Some places well known for kingfish hold fish all the time, but feeding only happens in short bursts. There can be a lot of casts where the water seems barren before suddenly fish appear out of nowhere to burst all over your lure. Of course, kingfish busting on the surface is heaven for topwater fishers. If their casts are accurate, hook-ups are almost guaranteed.

Stick baits seem to be the more popular choice for kingfish anglers at the moment, but poppers have their place too. Poppers, with their noise and splash, can be excellent at raising fish. If two of you are fishing together, one of you might want to fish a popper while the other tries a stick bait.
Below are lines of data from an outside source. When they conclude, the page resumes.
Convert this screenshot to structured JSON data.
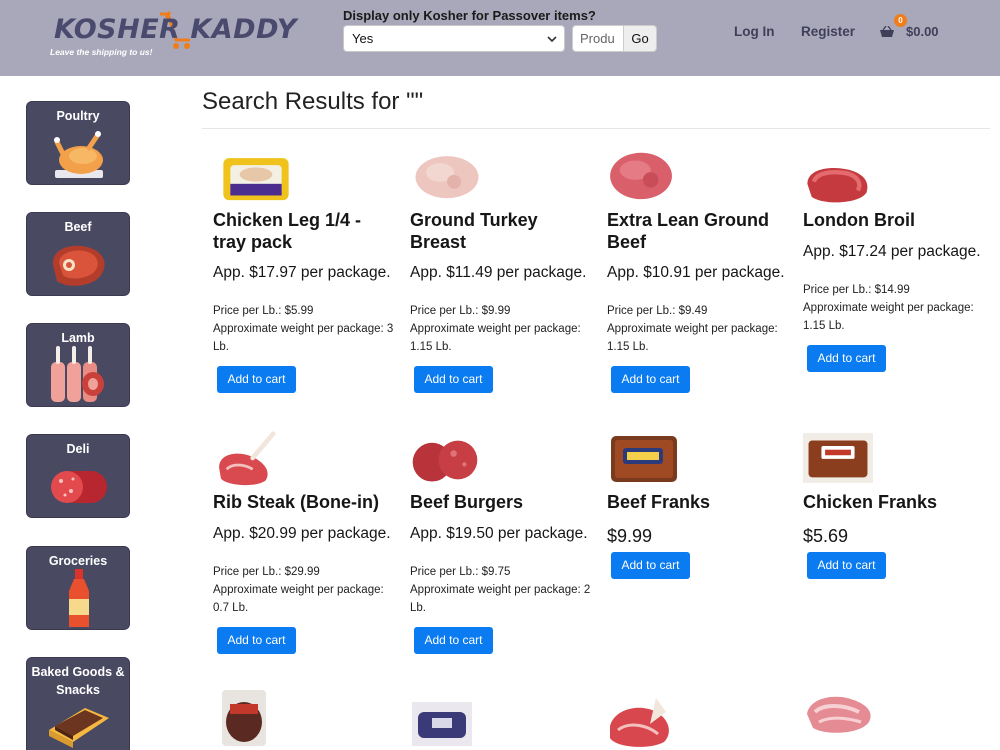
{
  "header": {
    "logo_word1": "KOSHER",
    "logo_word2": "KADDY",
    "logo_tagline": "Leave the shipping to us!",
    "passover_label": "Display only Kosher for Passover items?",
    "passover_value": "Yes",
    "search_placeholder": "Produ",
    "go_label": "Go",
    "login_label": "Log In",
    "register_label": "Register",
    "cart_count": "0",
    "cart_total": "$0.00"
  },
  "sidebar": {
    "items": [
      {
        "label": "Poultry"
      },
      {
        "label": "Beef"
      },
      {
        "label": "Lamb"
      },
      {
        "label": "Deli"
      },
      {
        "label": "Groceries"
      },
      {
        "label": "Baked Goods & Snacks"
      }
    ]
  },
  "main": {
    "title": "Search Results for \"\"",
    "products": [
      {
        "name": "Chicken Leg 1/4 - tray pack",
        "price": "App. $17.97 per package.",
        "per_lb": "Price per Lb.: $5.99",
        "weight": "Approximate weight per package: 3 Lb.",
        "cart": "Add to cart"
      },
      {
        "name": "Ground Turkey Breast",
        "price": "App. $11.49 per package.",
        "per_lb": "Price per Lb.: $9.99",
        "weight": "Approximate weight per package: 1.15 Lb.",
        "cart": "Add to cart"
      },
      {
        "name": "Extra Lean Ground Beef",
        "price": "App. $10.91 per package.",
        "per_lb": "Price per Lb.: $9.49",
        "weight": "Approximate weight per package: 1.15 Lb.",
        "cart": "Add to cart"
      },
      {
        "name": "London Broil",
        "price": "App. $17.24 per package.",
        "per_lb": "Price per Lb.: $14.99",
        "weight": "Approximate weight per package: 1.15 Lb.",
        "cart": "Add to cart"
      },
      {
        "name": "Rib Steak (Bone-in)",
        "price": "App. $20.99 per package.",
        "per_lb": "Price per Lb.: $29.99",
        "weight": "Approximate weight per package: 0.7 Lb.",
        "cart": "Add to cart"
      },
      {
        "name": "Beef Burgers",
        "price": "App. $19.50 per package.",
        "per_lb": "Price per Lb.: $9.75",
        "weight": "Approximate weight per package: 2 Lb.",
        "cart": "Add to cart"
      },
      {
        "name": "Beef Franks",
        "price": "$9.99",
        "cart": "Add to cart"
      },
      {
        "name": "Chicken Franks",
        "price": "$5.69",
        "cart": "Add to cart"
      }
    ]
  }
}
Sometimes the popper will raise fish, but it’s the stick bait that hooks them and vice versa.

Deep swimming lures can help to locate kingfish.

Fishing topwater around anchovy schools works well too. Although many of the kingfish harassing anchovies are quite small, some are not. Bigger specimens patrol the area too, perhaps preying on those mackerel or kahawai intent on a feed of anchovies. These fish will attack large lures like stick baits. You might hook a few undersized kings as well, but the size of the lure tends to discourage all but the boldest of the rats.


With all my topwater lures, I squeeze down the hooks’ barbs as a matter of course, not only to reduce damage to the fish, but also for my own safety should I get a hook in my body. Barbless hooks are much easier to remove from both fish and humans!

Typical Hauraki Gulf kingfish, taken on a soft plastic.

A simple technique to locate suitably sized and hungry kingfish is to slow troll-poppers or stick baits in the vicinity of a work-up, or in areas known to hold kingfish – reefs, headlands, islands etc. – working the lures with rod in hand until you raise or hook a fish. You can do the same by trolling a sub-surface lure – a Rapala or a sinking stick bait.

Once a kingfish is hooked, casts to the general area the fish was hooked can provide multiple strikes. Other fish will invariably follow the hooked kingfish to the boat, where you can more easily target them. The rest of the school gets excited when one of their number is hooked and they’ll bite much more readily.